This small magnifying glass may only give 5X or 10X magnification; but for fine work — like checking for solder trace bridges or working with the fine wires used in some miniature microphones or headsets — it’s a “must have.”
Paul cautions beginner engineers that fine wires like these may be enameled. This enamel coating keeps them from shorting together. You must scrape the enamel coating off before resoldering. A small piece of crocus cloth or very fine sandpaper, gently rubbed on the wire, will remove the enamel so it can be resoldered.
These repairs are an exercise in patience. Take it slow and be careful that you don’t nick or damage the wire.
Paul Sagi is a broadcast engineer in Kuala Lumpur.
John Bisset marked his 40th year in radio recently. He is international sales manager for Europe and Southern Africa for Nautel and a past recipient of the SBE’s Educator of the Year Award. Reach him firstname.lastname@example.org. Faxed submissions can be sent to (603) 472-4944.

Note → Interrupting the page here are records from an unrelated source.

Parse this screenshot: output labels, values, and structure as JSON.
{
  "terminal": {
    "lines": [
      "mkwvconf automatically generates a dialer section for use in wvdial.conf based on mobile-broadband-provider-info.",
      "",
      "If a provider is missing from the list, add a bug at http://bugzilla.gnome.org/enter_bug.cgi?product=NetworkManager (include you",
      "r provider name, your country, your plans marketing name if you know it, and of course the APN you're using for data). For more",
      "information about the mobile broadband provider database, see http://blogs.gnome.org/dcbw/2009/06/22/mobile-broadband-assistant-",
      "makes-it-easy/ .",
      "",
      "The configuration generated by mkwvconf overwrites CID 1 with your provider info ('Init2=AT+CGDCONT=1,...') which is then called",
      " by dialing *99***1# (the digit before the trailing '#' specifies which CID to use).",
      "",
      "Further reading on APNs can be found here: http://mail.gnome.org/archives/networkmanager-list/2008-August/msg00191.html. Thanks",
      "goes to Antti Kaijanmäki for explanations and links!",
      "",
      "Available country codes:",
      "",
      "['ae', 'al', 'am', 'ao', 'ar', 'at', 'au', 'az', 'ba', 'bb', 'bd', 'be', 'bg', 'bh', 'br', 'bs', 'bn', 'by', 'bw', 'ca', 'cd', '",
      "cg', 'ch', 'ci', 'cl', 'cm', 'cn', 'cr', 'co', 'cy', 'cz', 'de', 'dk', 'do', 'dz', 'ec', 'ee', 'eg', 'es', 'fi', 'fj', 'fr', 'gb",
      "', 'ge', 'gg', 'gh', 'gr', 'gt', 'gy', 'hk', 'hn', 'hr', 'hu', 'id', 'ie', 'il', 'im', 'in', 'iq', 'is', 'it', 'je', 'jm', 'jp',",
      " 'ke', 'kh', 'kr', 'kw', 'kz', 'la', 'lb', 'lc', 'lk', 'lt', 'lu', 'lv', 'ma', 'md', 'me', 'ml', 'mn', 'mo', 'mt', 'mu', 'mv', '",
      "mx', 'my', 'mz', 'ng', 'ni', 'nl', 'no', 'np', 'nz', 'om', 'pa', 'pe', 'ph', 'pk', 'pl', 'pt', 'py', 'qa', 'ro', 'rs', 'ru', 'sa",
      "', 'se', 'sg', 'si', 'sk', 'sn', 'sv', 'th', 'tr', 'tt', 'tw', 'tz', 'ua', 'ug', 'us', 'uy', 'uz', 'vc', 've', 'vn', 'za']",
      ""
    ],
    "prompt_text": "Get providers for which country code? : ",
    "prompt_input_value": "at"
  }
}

Submissions for this column are encouraged and qualify for SBE recertification credit.